We have the encouragement of Matthew 7:7 that those who seek shall
find. Our special interest, however, is in those passages which suggest a
legal finding. The most dramatic use of this term, perhaps, is that which is
described in Daniel 5. The words written on the wall were in the ordinary
Chaldee language. It was not, therefore, their literal meaning but their
significance that baffled the king and his wise men.
Mene. The word occurs in Daniel 2:24,49 and 3:12 where it is
translated 'ordained' and 'set' and in 1:5,10 and 11 'appoint' and 'set'. It
is possible that Belshazzar and his wise men, when they looked at the word
mene, would associate it with none other than the god of that name, which
meant the god of destiny, and is written Manu on the Assyrian inscriptions.
Isaiah 65:11,12 says: 'But ye are they that forsake the Lord ... and furnish
the drink offering unto Mene (see margin); therefore will I number (Heb.
manithi) you to the sword'. Here we have a paronomasia on the two words mene
and manithi, similar to Daniel 5, where a double reference may have been
intended. There was a 'wonderful Numberer' (Palmoni*), (Dan. 8:13), of Whom
the god Mene was but a pagan shadow, Who had indeed numbered the days of
Belshazzar: 'God hath numbered thy kingdom, and finished it' (Dan. 5:26).
See E.W. Bullinger's Number in Scripture,
Tekel is the Chaldee equivalent of the Hebrew shakal, 'to weigh', from
which comes shekel, a weight.

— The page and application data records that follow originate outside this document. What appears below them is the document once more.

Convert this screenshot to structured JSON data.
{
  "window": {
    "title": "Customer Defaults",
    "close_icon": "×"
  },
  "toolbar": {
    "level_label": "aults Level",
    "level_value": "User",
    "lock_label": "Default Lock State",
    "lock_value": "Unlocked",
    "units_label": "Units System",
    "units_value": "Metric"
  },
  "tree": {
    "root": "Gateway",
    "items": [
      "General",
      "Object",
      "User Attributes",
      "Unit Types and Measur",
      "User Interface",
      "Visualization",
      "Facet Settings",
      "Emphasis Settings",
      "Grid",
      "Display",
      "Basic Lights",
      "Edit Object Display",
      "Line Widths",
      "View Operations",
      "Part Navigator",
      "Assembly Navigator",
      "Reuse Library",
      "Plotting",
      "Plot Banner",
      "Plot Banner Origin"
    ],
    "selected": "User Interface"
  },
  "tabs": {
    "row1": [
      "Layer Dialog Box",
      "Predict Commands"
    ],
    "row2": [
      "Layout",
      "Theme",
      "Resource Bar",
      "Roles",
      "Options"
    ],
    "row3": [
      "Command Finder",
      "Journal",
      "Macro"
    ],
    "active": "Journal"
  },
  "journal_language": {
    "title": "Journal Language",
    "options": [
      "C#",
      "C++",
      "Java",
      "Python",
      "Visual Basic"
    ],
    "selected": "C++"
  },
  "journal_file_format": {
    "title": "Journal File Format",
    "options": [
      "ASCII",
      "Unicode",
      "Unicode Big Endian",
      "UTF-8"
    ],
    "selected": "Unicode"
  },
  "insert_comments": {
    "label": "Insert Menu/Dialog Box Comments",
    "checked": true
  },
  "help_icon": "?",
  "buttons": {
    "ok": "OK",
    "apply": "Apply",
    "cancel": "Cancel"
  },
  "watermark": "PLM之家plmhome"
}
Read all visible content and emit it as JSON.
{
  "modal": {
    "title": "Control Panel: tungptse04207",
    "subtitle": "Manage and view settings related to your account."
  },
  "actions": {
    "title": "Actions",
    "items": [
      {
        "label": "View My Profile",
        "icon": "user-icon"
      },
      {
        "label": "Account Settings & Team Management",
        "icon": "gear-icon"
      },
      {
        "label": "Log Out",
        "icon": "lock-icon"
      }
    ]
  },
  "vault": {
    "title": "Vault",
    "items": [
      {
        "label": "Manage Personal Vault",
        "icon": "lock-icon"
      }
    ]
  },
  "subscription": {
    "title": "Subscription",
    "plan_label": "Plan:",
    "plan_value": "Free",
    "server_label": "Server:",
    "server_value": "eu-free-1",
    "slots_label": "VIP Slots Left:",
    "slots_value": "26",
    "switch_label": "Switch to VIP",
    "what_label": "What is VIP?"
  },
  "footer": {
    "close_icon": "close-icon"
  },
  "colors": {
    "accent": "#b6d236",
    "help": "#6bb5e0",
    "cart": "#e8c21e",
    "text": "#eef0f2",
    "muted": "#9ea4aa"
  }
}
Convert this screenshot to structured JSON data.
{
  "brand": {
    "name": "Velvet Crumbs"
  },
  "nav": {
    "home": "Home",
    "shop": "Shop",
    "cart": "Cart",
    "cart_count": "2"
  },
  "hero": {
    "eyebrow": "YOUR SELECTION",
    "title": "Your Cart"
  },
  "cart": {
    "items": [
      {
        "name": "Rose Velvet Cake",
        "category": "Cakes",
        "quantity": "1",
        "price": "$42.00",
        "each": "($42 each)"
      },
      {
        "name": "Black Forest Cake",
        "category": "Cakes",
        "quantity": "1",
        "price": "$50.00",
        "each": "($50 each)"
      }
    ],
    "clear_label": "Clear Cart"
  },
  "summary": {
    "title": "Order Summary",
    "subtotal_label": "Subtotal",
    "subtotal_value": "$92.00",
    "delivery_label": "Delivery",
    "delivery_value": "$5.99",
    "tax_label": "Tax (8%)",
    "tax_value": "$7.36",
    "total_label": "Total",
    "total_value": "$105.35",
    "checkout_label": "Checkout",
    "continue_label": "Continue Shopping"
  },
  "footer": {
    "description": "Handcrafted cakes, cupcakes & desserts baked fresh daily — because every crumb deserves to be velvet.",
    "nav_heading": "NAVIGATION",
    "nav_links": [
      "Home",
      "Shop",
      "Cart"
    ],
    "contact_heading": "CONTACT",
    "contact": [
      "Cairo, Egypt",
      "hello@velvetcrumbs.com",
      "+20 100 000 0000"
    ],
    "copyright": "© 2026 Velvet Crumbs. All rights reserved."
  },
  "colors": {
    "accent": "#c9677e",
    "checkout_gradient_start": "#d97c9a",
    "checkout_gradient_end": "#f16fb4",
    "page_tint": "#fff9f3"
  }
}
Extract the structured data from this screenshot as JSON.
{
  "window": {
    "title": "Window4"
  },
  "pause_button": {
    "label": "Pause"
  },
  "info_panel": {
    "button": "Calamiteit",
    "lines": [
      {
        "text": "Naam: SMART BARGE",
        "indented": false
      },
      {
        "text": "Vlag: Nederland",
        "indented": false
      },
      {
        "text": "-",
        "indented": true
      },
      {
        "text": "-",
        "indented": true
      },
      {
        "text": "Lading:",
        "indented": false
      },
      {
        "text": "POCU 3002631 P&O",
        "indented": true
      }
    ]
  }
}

With the prefix 'm' the word becomes
mishkoleth, 'the plummet', as in Isaiah 28:17, 'Judgment also will I lay to
the line, and righteousness to the plummet'. 'Thou art weighed in the
balances, and art found wanting' (Dan. 5:27).
Peres. -- Many readers of the English Version are somewhat puzzled when
they come to this third word. The actual writing on the wall being upharsin,
therefore how is it that Daniel says, peres? The answer is simple. The
actual words translated as they stand are 'numbered, numbered, weighed and
divided'. 'And' is represented by the letter 'u' and this letter coming
before the letter 'p' softens it, making it for the time being 'ph'. The
letters in are merely an ending, equivalent, so far as our language can
afford a parallel, to 'en' as in broken, or 'ing' as in dividing. Now no one
would look in the dictionary for the words 'and divided', the 'and' would
naturally be omitted. Again, it is usual to look for the infinitive, 'to
divide', rather than, for instance, 'dividing' or 'divided'. This is what
Daniel did. He omitted the vav, 'and', let the 'ph' go back to 'p', omitted
the ending 'in', and took the true word peres.
Just as we saw in Isaiah 65:11,12 that meni, as well as being a verb,
was a proper noun, so we find peres not only means 'divided', but is the name
for 'Persian', the word thereby revealing by whom the kingdom was to be
divided or taken. A parallel might be put in these terms, 'You will be